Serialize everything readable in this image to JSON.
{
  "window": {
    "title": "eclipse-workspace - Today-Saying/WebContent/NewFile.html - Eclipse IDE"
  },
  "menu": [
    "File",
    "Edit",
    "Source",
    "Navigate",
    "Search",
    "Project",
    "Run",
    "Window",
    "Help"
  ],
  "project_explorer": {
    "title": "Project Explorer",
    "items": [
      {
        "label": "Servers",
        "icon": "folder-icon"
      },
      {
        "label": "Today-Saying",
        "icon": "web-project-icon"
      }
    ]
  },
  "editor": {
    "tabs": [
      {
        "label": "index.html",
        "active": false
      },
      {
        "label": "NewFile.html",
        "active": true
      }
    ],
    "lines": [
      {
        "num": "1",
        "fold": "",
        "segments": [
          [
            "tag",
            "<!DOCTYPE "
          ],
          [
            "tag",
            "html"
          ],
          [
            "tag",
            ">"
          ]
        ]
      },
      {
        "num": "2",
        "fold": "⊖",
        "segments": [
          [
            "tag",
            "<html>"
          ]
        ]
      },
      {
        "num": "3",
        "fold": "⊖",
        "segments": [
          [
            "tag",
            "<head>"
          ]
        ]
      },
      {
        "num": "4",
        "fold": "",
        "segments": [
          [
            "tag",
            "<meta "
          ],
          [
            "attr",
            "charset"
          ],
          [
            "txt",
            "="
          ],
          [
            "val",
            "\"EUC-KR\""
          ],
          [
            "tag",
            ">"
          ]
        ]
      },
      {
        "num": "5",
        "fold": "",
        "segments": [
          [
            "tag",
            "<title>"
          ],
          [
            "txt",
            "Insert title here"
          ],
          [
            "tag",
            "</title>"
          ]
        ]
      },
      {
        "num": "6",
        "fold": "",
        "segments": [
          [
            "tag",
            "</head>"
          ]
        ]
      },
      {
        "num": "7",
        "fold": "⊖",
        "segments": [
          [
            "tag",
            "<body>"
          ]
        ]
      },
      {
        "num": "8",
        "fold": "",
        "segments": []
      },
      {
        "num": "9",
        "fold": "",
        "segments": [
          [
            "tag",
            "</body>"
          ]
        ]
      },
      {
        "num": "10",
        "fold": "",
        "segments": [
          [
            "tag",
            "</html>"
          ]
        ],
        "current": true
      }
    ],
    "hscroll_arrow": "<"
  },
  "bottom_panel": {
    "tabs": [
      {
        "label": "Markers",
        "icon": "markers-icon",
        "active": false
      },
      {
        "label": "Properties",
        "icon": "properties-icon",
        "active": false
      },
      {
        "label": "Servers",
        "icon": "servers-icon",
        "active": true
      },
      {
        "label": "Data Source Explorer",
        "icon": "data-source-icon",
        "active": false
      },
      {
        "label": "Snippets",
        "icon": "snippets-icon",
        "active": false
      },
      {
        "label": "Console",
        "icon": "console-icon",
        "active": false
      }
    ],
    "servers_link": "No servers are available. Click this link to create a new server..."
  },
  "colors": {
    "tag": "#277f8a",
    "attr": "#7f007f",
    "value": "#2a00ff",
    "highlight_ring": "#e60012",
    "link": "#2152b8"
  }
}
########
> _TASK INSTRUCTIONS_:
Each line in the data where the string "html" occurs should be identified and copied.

> _YOUR RESPONSE_:
    "title": "eclipse-workspace - Today-Saying/WebContent/NewFile.html - Eclipse IDE"
        "label": "index.html",
        "label": "NewFile.html",
            "html"
            "<html>"
            "</html>"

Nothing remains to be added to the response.